Are you helping your business thrive or are you helping it survive? If you are a business owner you may be spending too much time focusing on how to keep the ship afloat and not focusing enough on the opportunity to shift your time and attention to helping your business thrive.  One option to assist you is outsourcing business functions to professionals.  Look outside your company for consultants, for example a CPA firm that provides bookkeeping or outsourced accounting services.  This can save you time and money, as the fee will likely be less than hiring a full time accountant on your staff.

The moral of the story: Don’t try to wear all the hats!

Business owners that try to wear all the hats simply don’t have time to focus on their business.  They are too busy focused on the mundane activities such as accounting, marketing, hr, etc. As the leader of your business, you should be spending 0% of your time crunching numbers of everyday finances, and 100% of your time finding ways to increase the overall value of your business.

Let’s examine how outsourcing your accounting function can give you a tighter grip on managing your business in its entirety:

Outsourcing Saves Time

Your accounting department shouldn’t require a babysitter. You might think it’s your duty to manage work flow, or you might just be intent on keeping a close eye on your company’s finances. Is this really the best use of your time as the leader of your business? What you should be doing is checking in to each of your departments, ensuring smooth sailing, and then getting back to running your business as a whole.  

Outsourced accounting allows you to do this by taking all accounting issues off your hands. With an outside accounting firm, you are relieved of the day-to-day oversight of your company’s finances. Your available time increases, and you feel confident in taking that time to tackle other, more important, business issues.

Outsourcing Gives You An Organized System

When you ask your bookkeeper for a specific document, they should be able to retrieve it immediately. There shouldn’t be massive amounts of time spent digging through files and searching through desktops.
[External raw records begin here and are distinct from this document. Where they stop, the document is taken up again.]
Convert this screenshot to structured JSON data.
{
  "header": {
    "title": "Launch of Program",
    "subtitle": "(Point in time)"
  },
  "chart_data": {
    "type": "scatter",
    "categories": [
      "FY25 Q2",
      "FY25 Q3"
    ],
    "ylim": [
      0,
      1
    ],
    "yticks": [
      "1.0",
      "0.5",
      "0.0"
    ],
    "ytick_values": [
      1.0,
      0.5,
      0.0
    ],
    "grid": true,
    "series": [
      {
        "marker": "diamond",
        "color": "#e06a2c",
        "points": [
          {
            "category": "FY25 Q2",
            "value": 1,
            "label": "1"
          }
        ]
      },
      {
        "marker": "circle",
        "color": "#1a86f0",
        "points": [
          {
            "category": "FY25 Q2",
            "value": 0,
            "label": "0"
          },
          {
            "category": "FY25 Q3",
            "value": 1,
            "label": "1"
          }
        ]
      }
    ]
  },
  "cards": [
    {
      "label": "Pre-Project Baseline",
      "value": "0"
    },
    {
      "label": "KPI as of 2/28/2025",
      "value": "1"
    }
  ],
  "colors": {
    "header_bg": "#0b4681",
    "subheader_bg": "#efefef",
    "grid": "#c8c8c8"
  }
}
If you’re like most successful business owners, disorganization conflicts with your strategically structured approach to running a business. When you have a CPA firm on your team, your files are classified by revenue, or expense or location – however YOU want them to be classified. Which brings us to your next point…
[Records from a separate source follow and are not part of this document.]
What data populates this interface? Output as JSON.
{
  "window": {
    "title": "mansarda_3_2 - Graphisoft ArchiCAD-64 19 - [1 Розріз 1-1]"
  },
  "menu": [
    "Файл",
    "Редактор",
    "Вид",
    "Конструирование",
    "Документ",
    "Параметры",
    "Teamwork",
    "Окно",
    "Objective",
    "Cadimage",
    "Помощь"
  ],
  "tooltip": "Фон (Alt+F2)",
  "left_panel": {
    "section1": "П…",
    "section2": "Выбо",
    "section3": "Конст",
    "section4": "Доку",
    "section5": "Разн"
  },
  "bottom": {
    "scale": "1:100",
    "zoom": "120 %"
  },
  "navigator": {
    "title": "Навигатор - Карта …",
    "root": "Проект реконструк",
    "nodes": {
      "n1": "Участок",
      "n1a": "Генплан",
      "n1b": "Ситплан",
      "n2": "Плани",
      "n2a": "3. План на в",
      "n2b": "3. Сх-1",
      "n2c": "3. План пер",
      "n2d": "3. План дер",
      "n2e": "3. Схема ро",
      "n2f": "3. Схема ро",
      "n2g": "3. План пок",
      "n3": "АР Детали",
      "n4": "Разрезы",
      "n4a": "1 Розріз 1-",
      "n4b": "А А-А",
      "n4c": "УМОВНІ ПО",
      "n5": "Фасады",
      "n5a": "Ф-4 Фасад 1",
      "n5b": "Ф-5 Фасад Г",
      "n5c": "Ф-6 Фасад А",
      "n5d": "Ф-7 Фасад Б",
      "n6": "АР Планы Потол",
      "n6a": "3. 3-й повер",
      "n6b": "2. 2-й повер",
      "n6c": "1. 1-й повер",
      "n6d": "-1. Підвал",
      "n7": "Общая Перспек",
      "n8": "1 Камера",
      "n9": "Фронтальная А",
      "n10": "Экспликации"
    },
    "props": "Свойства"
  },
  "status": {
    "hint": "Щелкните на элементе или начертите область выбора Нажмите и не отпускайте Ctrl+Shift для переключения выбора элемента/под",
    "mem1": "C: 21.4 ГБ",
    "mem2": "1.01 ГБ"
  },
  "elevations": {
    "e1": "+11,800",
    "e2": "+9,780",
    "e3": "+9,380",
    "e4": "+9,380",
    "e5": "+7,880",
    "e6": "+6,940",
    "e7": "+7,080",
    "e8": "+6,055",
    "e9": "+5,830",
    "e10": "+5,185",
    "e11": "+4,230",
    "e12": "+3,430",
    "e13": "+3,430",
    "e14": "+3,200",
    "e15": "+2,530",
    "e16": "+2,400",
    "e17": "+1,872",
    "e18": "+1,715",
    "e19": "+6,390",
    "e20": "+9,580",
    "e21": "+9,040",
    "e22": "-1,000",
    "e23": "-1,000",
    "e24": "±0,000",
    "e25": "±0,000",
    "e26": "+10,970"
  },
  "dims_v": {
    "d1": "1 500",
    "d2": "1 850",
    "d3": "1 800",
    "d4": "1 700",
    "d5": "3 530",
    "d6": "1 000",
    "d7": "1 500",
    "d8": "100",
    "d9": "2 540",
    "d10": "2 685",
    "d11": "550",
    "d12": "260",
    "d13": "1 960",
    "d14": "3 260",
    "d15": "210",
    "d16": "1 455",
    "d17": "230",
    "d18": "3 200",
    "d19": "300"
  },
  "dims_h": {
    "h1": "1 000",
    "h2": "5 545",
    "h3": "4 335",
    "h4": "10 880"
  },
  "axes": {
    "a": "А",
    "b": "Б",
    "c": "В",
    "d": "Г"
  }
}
Outsourcing Puts You In Control

You obviously have control over your business if you own it, but are things being managed according to your guidelines? Are the financial policies and procedures your company requires being put into place? You may not have tremendous accounting knowledge, but you have ideas on how you’d like to see your reports compiled and presented.

A good CPA firm abides by these ideas, taking your business plans and reporting preferences and arranging them in an easy-to-read, comprehensible format. For example, if you’re not 100% in tune with 100% of your expenditures, a CPA firm might recommend a weekly, monthly or quarterly cash flow analysis, depending on your needs.

The fact that you are not an accounting expert shouldn’t prevent you from creating policies around your finances.

Leading your business means bringing about a brighter future, looking at the overall picture, and not busying yourself with daily duties throughout your departments. Even if your accounting department is performing adequately, as a leader, it is your responsibility to turn “adequate” into “effective” if you want to achieve sustainable business success. Outsourced accounting services ensure this effectiveness, and give you the time and tools you need to lead your business.

Want to learn more about the benefits outsourced accounting provides for your business?  Click here to start the conversation about your financial future with LBA Haynes Strand or click the button below to download your free whitepaper on the subject!